On Saturday, June 21, Maryhill Museum of Art will present a day-long dance festival in honor of one of its founders, modern dance pioneer Loie Fuller (pronounced low-ee).
Daytime activities are scheduled from 10 a.m. to 4 p.m. at Maryhill Museum of Art. An evening performance will be held at 7 p.m. at The Dalles-Wahtonka High School.
"Dancing with Loie" will take place at Maryhill Museum of Art from 10 a.m. to 4 p.m. and will include performances by regional and nationally known dance companies, as well as scholarly presentations illuminating the work and life of Loie Fuller.
Hands-on art activities for all ages will explore printmaking techniques popular with artists during the Art Nouveau period.
Portland artist and dancer Alisa Looney will lead children in Loie inspired dances beside her sculpture " Roll and Play" exhibited this year in Maryhill's Outdoor Sculpture Invitational.
A culminating evening program, to be held at 7 p.m. at The Dalles-Wahtonka High School (220 East 10th Street, The Dalles, Oregon), will feature performances by critically acclaimed New York-based Jody Sperling/Time Lapse Dance, whose work is inspired by and gives a postmodern twist to the mesmerizing spectacles of Loie Fuller's dances.
Tickets for "An Evening With Loie" are $10.
General admission tickets may be purchased through the museum, Klindts Booksellers in The Dalles or Waucoma Book Store, in Hood River.
Presentations & Performances -- 10 a.m. to 4 p.m. at Maryhill Museum of Art
Noted dance scholars, authors and performers will illuminate the life and work of Loie Fuller (1862-1928), an influential and celebrated performer who created unique art forms melding fabric, motion and light. Presenters and performers will include:
Ann Cooper Albright, author of Traces of Light: Absence and Presence in the Work of Loie Fuller,
Rhonda Garelick, author of Electric Solome: Loie Fuller's Performance of Modernism,
Jessica Lindberg, creator of the DVD Loie Fuller in The Light Fantastic, will be speaking and performing,

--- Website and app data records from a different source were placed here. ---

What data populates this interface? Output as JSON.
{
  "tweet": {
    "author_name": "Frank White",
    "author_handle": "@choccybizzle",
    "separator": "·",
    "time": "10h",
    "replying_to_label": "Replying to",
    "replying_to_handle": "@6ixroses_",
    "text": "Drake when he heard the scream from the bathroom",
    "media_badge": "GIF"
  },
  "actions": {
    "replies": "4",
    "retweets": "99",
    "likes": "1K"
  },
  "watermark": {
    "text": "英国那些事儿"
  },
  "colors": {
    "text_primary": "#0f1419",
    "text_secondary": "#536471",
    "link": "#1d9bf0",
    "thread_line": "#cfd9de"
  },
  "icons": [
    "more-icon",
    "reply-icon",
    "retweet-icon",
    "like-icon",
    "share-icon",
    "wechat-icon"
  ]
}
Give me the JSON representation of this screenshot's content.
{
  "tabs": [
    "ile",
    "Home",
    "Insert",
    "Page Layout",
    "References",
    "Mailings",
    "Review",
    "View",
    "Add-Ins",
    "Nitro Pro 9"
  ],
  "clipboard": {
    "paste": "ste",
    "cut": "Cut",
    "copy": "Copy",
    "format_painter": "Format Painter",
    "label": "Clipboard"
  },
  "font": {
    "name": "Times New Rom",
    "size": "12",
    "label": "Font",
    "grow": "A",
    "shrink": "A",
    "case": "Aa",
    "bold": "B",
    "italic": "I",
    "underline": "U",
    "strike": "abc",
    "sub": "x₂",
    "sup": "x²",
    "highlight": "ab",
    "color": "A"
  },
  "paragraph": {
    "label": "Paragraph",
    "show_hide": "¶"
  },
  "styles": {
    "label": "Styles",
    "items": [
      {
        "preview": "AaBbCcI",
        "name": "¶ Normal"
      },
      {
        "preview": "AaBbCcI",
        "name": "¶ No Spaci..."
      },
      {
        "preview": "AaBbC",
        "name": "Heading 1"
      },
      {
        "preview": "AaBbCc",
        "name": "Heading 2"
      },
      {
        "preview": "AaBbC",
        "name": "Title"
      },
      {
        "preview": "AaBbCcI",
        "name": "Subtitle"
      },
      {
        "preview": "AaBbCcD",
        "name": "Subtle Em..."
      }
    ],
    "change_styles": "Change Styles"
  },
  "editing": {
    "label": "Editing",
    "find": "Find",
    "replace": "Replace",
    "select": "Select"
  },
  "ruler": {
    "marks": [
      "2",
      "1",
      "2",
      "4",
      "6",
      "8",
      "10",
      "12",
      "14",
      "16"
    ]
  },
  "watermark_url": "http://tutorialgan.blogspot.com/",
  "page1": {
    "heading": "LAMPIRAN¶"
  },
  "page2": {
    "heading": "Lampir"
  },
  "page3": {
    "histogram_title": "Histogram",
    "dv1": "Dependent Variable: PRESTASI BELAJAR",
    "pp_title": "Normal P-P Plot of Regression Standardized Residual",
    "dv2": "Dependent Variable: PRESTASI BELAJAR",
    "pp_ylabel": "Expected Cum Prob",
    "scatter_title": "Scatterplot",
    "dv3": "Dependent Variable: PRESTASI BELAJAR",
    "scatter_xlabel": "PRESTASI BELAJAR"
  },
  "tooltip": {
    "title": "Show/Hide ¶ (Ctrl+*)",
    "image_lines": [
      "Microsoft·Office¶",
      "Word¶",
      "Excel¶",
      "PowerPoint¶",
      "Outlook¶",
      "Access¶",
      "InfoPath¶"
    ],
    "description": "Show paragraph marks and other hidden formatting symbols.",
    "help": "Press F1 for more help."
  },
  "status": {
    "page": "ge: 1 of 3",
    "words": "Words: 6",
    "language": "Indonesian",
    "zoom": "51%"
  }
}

The Portland Ballet is performing Reverie: A Tribute to Loie Fuller choreographed by Carol Schuts and followed by Flower Festival Pas de Deux choreographed by Auguste Bournonville,
Maranee Sanders and Company, performing a reinterpretation of Fuller's Butterfly Dance and other works.
Family Fun Day Program -- All About Loie Fuller -- 1 to 4 p.m. at Maryhill Museum of Art
Loie Fuller was a favorite subject of the great printmakers of France -- from Jules Cheret to Henri de Toulouse-Lautrec -- and their printed images made her famous throughout the world. A hands-on activity for families will allow participants to explore her life and times through dance and art. Participants are invited to experiment with the moves found in Fuller's dances led by Portland artist and dancer, Alisa Looney. The museum will provide the music and costumes. Then drawing on this experience, participants can create and print their own image of Fuller.
"An Evening with Loie" -- 7 p.m. at The Dalles-Wahtonka High School Auditorium
Maryhill Museum of Art presents Jody Sperling/Time Lapse Dance in performances of the critically acclaimed La Nuit, Dance of the Elements, and the preview of a new work, Ghosts, all inspired by the mesmerizing spectacles of Loie Fuller's dances.
Time Lapse Dance gives a postmodern twist to vintage genres, and features original scores by Quentin Chiappetta as well as costumes and lighting by award-winning designers Michele Ferranti and David Ferri. Jody Sperling/Time Lapse Dance has performed its smart, funny, seductive and gorgeous works worldwide.
Loie Fuller (1862-1928) was one of her era's most influential and celebrated performers, creating unique art forms that melded fabric, motion and light and captured the imagination of fin de siecle Paris. Her artistic influence extended to dance and the visual arts, as well as lighting design, stagecraft and cinema; her popularity and success later paved the way for many modern dancers, including Isadora Duncan, Maud Allan and Ruth St. Denis.
A permanent exhibit about Loie Fuller is on view in the Judy Carlson Kelley and Family Gallery and includes posters, photographs, glasswork and memorabilia from her 35-year career as a performer.
Loiïe Fuller was also a close friend of Sam Hill; it was she who persuaded Hill to transform his mansion into a museum of art and her influence on the museum is evident even today. Through her close connections with well known artists in France, Fuller helped Hill obtain an impressive collection, including the more than 80 works by French sculptor Auguste Rodin that are housed at Maryhill Museum of Art.